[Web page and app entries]

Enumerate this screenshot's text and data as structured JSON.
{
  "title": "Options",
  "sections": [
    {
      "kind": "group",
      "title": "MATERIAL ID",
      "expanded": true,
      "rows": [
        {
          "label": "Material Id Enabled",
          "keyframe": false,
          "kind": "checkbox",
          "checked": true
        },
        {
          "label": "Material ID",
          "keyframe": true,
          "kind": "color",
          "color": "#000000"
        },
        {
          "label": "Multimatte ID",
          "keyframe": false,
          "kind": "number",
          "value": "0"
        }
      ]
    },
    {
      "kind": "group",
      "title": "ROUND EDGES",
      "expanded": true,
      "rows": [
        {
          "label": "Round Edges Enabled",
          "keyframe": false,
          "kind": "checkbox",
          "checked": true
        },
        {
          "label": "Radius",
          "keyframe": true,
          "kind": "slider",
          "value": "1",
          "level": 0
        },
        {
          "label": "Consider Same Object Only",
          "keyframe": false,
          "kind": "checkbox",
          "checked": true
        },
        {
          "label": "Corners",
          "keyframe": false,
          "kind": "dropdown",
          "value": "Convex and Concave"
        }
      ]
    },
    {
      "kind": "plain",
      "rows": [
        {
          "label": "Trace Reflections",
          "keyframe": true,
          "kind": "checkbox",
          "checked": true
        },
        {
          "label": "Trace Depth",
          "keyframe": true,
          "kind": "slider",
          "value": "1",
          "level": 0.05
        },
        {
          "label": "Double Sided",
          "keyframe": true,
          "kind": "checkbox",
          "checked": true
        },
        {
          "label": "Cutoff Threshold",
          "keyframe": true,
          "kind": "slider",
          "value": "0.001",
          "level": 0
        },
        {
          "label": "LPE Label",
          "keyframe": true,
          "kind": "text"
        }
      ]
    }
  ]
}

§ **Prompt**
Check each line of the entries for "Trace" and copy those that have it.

§ **Result of this task**
          "label": "Trace Reflections",
          "label": "Trace Depth",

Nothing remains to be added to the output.